Your AC shouldn't shut down mid-cycle unexpectedly and then refuse to power back on. There are a few problems that can cause this, and most are easily repaired.
1. Tripped Breaker
The most likely cause is an issue with the circuit breaker. Power surges can lead to a tripped breaker. Simply flipping off the breaker that controls the AC, waiting 30 seconds, and then flipping it back on will often fix the problem. If the breaker continues to trip often, you may need to have the circuit panel checked to make sure there are no issues that are causing repeated power surges.
2. Thermostat Failure
The thermostat is the brain of your system. It sends the signal to power on when temperatures above the set threshold are detected. If the thermostat is malfunctioning, it may not send the signal and the air conditioner will now turn on. If a setting adjustment solves the issue, then the thermostat needs to be recalibrated so it reads temperatures properly. Replacement is necessary if the thermostat fails to work even after adjustment.
3. Bad Wiring
Issues with the wiring anywhere between the AC and circuit breaker or thermostat, or within the air conditioner motor itself, can result in a complete inability to turn on. Sometimes there will be symptoms of a wiring failure, such as the smell of burning metal just before the failure, or scorch marks inside the AC unit. In other instances, you may not be able to spot the damage visually, and the repair tech will have to test all the wiring to determine the location of the short.

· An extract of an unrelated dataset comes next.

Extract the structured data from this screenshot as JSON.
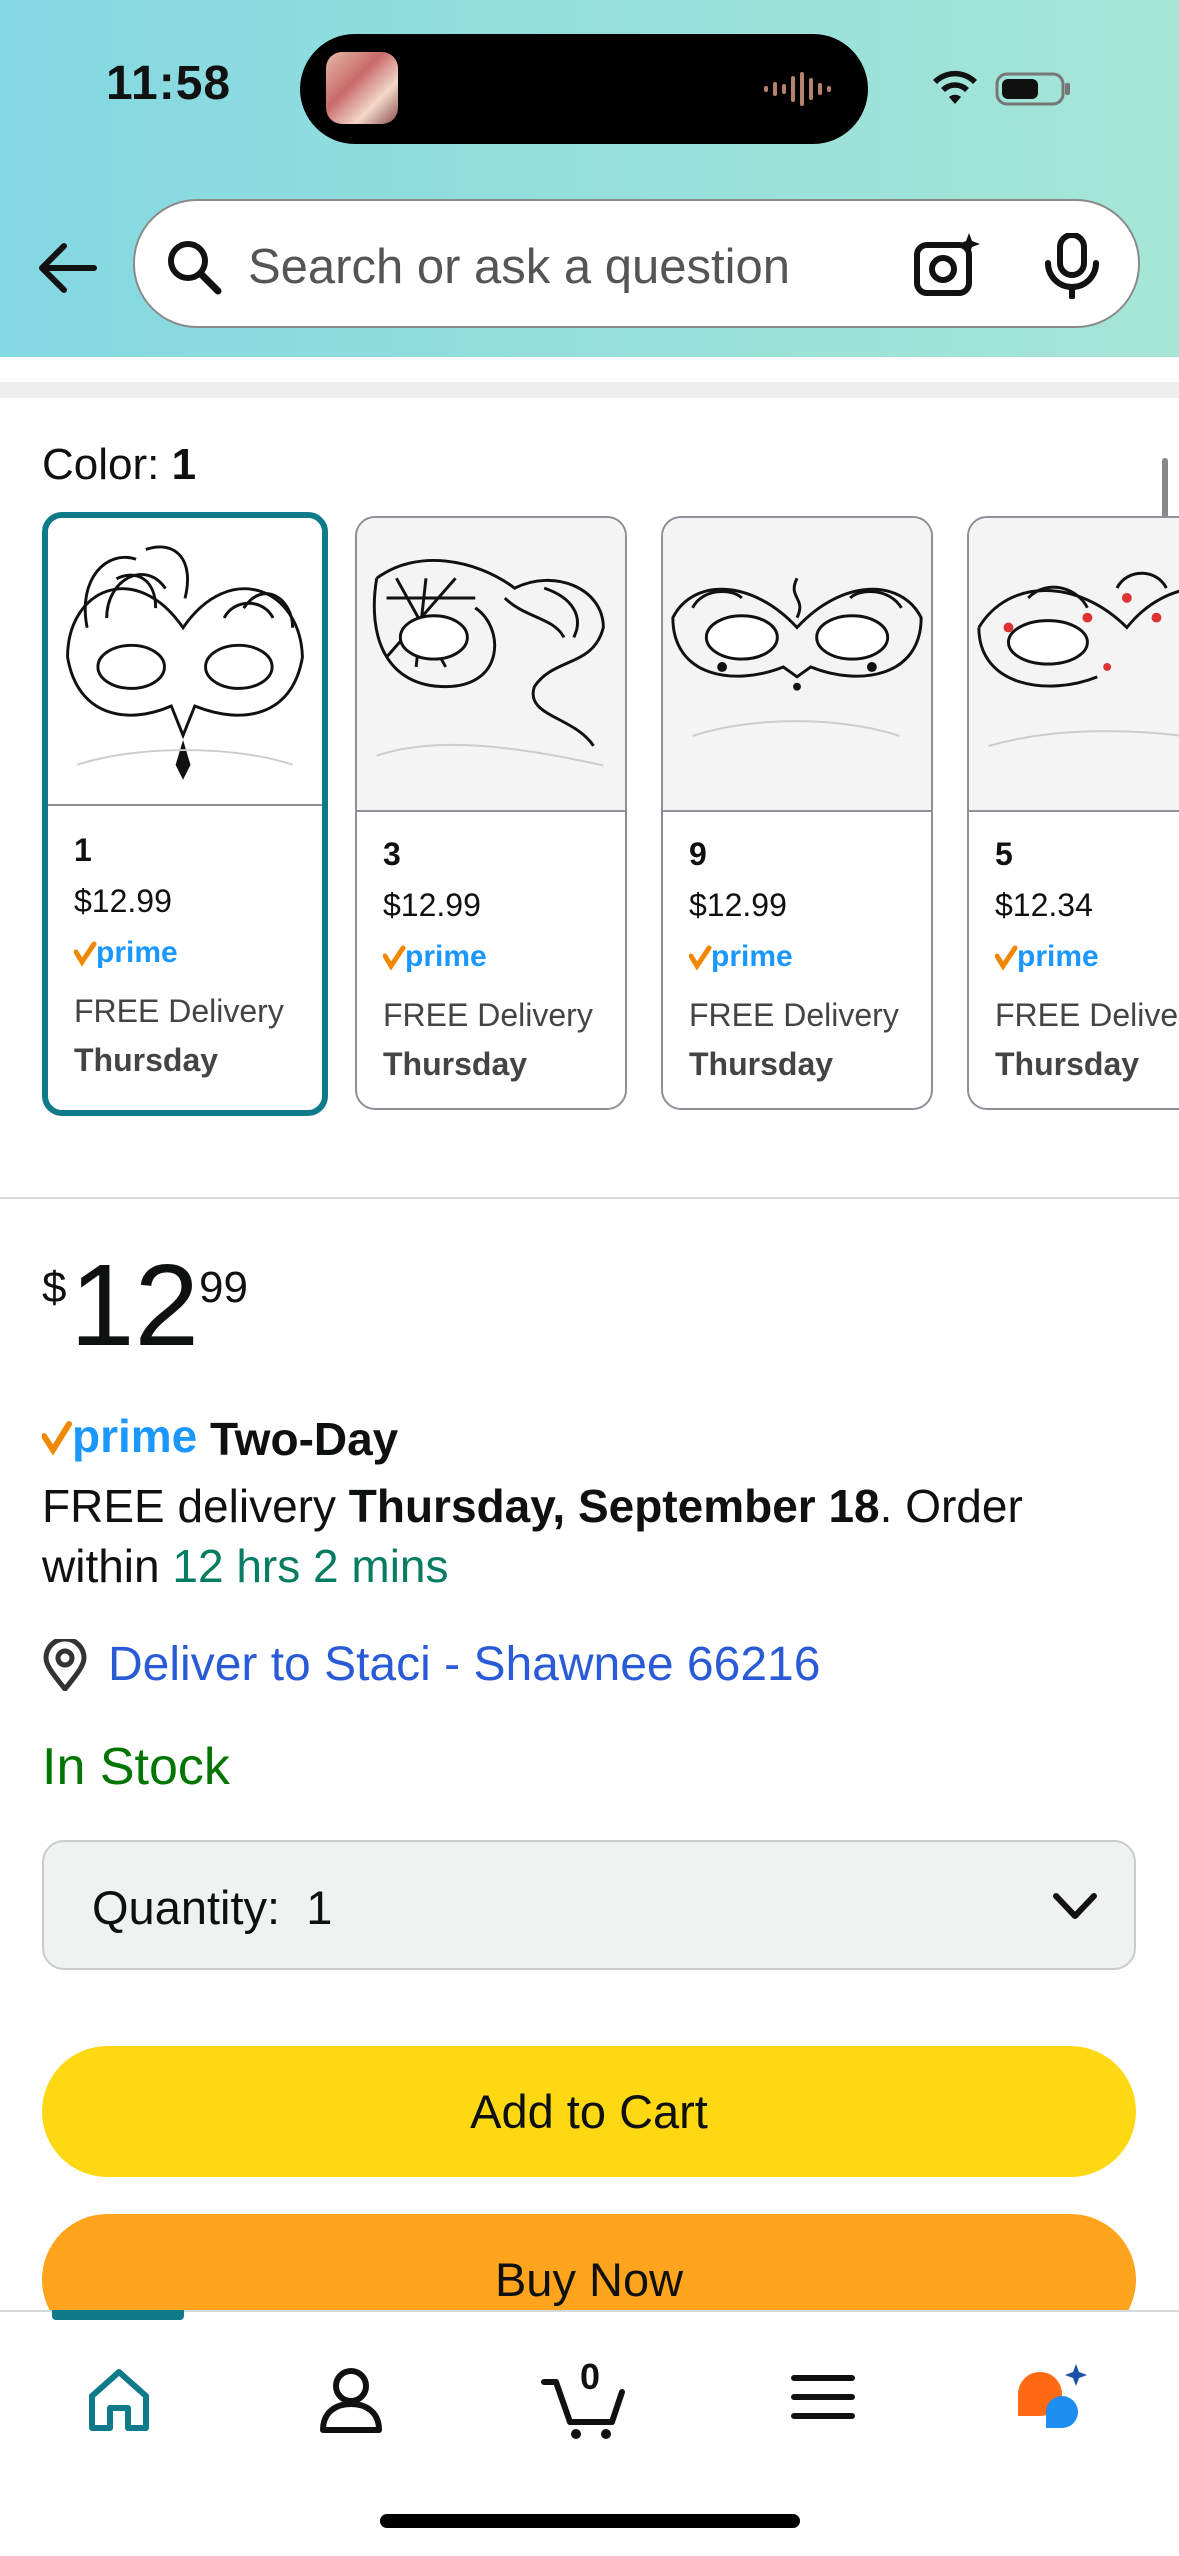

4. Frozen Coils
An AC will often shut down completely if the coils become frozen. You can easily spot the cause by looking at the exterior unit for signs of icing up. Coils freeze up when the unit is dirty, the air filter is clogged, or as a result of a refrigerant leak. Your technician can inspect the unit to find which of these issues caused the AC to freeze up, then they will make the necessary repair to prevent it from happening again.
5. Broken Capacitor

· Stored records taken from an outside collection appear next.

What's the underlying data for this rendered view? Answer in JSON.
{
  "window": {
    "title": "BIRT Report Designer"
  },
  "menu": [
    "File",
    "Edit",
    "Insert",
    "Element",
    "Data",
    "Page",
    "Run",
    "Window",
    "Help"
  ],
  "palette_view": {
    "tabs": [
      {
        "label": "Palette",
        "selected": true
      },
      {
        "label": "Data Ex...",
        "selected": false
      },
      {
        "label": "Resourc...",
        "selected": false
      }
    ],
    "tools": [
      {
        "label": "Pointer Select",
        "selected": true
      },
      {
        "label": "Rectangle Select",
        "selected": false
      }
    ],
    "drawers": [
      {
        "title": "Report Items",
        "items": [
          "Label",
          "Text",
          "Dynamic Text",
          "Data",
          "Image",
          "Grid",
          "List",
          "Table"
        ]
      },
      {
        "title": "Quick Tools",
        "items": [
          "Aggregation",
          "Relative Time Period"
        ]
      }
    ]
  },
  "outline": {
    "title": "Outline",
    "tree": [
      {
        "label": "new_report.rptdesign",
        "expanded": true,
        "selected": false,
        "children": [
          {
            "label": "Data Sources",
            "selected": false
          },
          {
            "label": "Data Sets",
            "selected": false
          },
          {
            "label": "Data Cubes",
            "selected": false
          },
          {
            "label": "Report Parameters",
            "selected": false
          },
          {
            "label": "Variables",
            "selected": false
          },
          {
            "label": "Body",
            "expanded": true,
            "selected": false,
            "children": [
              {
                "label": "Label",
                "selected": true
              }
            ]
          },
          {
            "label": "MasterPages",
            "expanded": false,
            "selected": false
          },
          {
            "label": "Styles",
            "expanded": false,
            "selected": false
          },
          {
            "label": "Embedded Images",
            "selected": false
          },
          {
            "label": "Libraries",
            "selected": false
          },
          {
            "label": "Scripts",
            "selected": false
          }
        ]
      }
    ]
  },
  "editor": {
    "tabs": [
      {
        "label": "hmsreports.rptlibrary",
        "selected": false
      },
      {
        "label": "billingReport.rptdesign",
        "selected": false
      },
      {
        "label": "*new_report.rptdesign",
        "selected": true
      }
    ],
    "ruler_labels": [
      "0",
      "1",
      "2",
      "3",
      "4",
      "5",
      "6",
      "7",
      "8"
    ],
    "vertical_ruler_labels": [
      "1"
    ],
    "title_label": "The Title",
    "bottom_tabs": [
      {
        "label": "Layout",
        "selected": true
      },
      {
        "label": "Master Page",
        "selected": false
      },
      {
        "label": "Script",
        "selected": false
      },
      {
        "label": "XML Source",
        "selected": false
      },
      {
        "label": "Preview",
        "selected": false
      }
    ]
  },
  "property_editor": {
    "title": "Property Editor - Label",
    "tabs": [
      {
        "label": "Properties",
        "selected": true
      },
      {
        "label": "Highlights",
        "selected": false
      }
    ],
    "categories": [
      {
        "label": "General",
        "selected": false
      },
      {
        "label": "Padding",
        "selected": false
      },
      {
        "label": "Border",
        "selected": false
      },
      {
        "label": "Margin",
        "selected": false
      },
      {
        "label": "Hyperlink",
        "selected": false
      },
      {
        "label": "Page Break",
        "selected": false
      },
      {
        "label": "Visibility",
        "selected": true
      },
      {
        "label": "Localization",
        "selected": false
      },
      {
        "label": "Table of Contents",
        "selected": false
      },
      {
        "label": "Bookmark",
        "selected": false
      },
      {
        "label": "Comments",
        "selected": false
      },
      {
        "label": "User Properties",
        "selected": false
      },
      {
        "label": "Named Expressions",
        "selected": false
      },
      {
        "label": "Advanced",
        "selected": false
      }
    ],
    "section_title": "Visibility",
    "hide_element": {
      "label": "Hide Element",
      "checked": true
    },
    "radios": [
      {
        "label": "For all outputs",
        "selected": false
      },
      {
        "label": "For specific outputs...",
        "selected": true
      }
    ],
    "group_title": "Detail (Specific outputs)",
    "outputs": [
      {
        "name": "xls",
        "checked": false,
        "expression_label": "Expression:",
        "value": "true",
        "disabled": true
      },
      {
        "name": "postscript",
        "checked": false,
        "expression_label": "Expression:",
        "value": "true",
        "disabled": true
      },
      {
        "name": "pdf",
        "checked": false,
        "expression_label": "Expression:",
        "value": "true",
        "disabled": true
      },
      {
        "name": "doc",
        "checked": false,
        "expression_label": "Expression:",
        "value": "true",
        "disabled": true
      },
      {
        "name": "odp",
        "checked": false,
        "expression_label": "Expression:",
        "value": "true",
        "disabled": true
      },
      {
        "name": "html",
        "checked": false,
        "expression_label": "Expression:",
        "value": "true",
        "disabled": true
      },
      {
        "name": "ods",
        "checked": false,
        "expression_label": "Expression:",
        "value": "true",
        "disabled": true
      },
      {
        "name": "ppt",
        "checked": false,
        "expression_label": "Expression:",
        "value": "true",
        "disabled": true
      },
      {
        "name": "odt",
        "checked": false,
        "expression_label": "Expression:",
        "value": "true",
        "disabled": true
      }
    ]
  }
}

The capacitor is responsible for starting up the motor when it is time for a cooling cycle to begin. Ideally, the capacitor has a lifespan similar to that of the entire unit, but occasionally a capacitor may fail prematurely. Your AC tech will perform a capacitor test to determine if it is the cause. If so, you can simply have it replaced.

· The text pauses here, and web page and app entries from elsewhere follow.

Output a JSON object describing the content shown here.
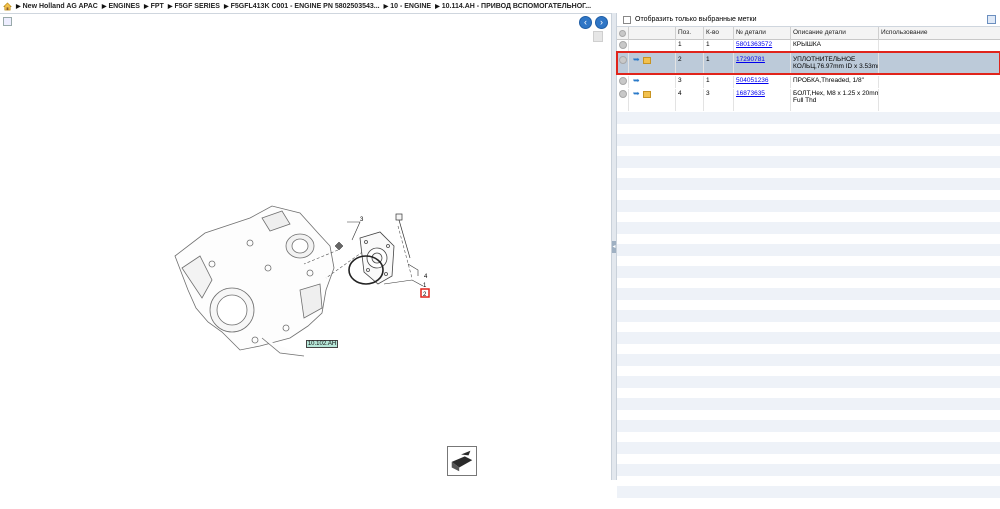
{
  "breadcrumb": {
    "items": [
      "New Holland AG APAC",
      "ENGINES",
      "FPT",
      "F5GF SERIES",
      "F5GFL413K C001 - ENGINE PN 5802503543...",
      "10 - ENGINE",
      "10.114.AH - ПРИВОД ВСПОМОГАТЕЛЬНОГ..."
    ]
  },
  "diagram": {
    "callouts": [
      "3",
      "4",
      "1",
      "2"
    ],
    "reference_label": "10.102.AH"
  },
  "filter": {
    "label": "Отобразить только выбранные метки"
  },
  "table": {
    "headers": [
      "",
      "",
      "Поз.",
      "К-во",
      "№ детали",
      "Описание детали",
      "Использование"
    ],
    "rows": [
      {
        "pos": "1",
        "qty": "1",
        "part": "5801363572",
        "desc_line1": "КРЫШКА",
        "desc_line2": "",
        "usage": "",
        "icons": [
          "circle"
        ],
        "selected": false
      },
      {
        "pos": "2",
        "qty": "1",
        "part": "17290781",
        "desc_line1": "УПЛОТНИТЕЛЬНОЕ",
        "desc_line2": "КОЛЬЦ,76.97mm ID x 3.53mm",
        "usage": "",
        "icons": [
          "circle",
          "arrow",
          "box"
        ],
        "selected": true
      },
      {
        "pos": "3",
        "qty": "1",
        "part": "504051236",
        "desc_line1": "ПРОБКА,Threaded, 1/8\"",
        "desc_line2": "",
        "usage": "",
        "icons": [
          "circle",
          "arrow"
        ],
        "selected": false
      },
      {
        "pos": "4",
        "qty": "3",
        "part": "16873635",
        "desc_line1": "БОЛТ,Hex, M8 x 1.25 x 20mm,",
        "desc_line2": "Full Thd",
        "usage": "",
        "icons": [
          "circle",
          "arrow",
          "box"
        ],
        "selected": false
      }
    ]
  },
  "colors": {
    "selection_bg": "#bccad9",
    "selection_outline": "#e0241b",
    "callout_highlight": "#e0241b",
    "reference_label_bg": "#b6e7d8",
    "nav_button": "#2f76c6"
  }
}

Contact an AC repair service if you need more help with troubleshooting and repairing your air conditioner, like Vance Air & Heat.